Armenia stated Azerbaijan shelled civilian targets within the disputed Nagorno-Karabakh area, killing two folks, moments after the deal went into impact.
Azerbaijan stated Armenian forces did the identical, killing one civilian.
The shelling went on, with explosions reported in Nagorno-Karabakh’s capital, Stepanakert, afterward Saturday, and with a strike on Azerbaijan’s second largest metropolis, Ganja, stated to have killed 9 folks.
And combating continued on Sunday, with Armenia saying it had repelled assaults by Azerbaijani tanks and armoured autos.
The ceasefire had earlier been welcomed by the EU and by the Minsk Group – a diplomatic discussion board chaired by France, Russia, and the US.
However EU overseas relations chief Josep Borrell stated on Sunday there was “excessive concern” within the EU about “continued army actions, together with towards civilian targets, in addition to civilian casualties.”
And the rhetoric between the opponents didn’t bode nicely.
Nagorno-Karabakh promised a “disproportionately harsh” response if Azerbaijan didn’t again down.
And Azerbaijan president Ilham Aliyev stated: “We’ll go to the very finish and get what rightfully belongs to us”.
Azerbaijan additionally stated its ally Turkey ought to, in future, be included within the Minsk Group, whereas Turkey accused Armenia of “warfare crimes and crimes towards humanity”.
“Turkey will proceed to face by Azerbaijan within the area and on the desk,” its overseas ministry stated.
The violence, in a area crossed by oil pipelines, has to this point killed some 450 folks within the worst hostilities since full-scale warfare led to 1994.
It additionally threatens to tug in neighbouring powers Iran, Russia, and Turkey, with Turkey already accused of sending Syrian jihadist mercenaries to struggle on Azerbaijan’s aspect.
Saturday’s ceasefire got here after 10 hours of talks between the Russian, Armenian, and Azerbaijani overseas ministers in Moscow.
It will have been a diplomatic coup if it had held.

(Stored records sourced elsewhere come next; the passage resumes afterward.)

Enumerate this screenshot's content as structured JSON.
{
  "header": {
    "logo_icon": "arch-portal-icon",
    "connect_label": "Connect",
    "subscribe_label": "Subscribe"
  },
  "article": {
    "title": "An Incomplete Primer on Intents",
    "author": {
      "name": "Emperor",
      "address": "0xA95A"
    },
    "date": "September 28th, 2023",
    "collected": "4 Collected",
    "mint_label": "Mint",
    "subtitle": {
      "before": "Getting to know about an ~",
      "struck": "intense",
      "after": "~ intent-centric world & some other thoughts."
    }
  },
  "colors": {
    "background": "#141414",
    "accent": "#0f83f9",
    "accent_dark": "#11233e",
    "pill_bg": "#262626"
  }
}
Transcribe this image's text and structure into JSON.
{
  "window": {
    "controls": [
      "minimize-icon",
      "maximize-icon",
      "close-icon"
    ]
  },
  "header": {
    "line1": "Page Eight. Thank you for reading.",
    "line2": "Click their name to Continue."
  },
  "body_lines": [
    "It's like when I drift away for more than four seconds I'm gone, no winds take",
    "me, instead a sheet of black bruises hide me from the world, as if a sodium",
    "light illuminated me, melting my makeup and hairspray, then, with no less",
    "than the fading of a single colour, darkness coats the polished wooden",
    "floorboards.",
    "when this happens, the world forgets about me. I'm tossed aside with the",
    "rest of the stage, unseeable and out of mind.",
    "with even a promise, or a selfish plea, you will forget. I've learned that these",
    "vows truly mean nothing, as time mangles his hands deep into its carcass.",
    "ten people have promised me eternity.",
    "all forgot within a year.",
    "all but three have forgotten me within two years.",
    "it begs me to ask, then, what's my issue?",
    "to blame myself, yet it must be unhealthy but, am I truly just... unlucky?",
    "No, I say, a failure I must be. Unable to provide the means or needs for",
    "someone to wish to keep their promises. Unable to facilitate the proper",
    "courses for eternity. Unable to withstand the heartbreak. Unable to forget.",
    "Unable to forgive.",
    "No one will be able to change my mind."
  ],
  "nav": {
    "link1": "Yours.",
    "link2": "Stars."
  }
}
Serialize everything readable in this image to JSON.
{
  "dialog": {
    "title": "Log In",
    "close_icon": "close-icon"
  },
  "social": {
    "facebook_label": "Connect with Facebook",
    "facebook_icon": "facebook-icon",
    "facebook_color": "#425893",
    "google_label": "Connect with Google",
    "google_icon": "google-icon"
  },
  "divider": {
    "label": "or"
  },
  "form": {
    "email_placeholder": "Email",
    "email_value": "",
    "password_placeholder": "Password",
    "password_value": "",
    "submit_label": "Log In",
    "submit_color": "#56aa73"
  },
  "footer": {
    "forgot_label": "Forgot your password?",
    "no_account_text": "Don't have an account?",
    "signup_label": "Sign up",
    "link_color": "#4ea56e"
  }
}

However one professional, Dmitry Trenin, from the Carnegie Moscow Centre, a think-tank, stated the Kremlin couldn’t stand by if the scenario continued to escalate.
“For Russia, crucial points within the South Caucasus are the safety of Russian borders from jihadis coming from the Center East and elsewhere, and Turkey’s rising position within the area,” he stated.
“Which means that Moscow cannot stroll away from the Nagorno-Karabakh battle and permit a warfare to rage”, Trenin, a former colonel in Russian army intelligence, added.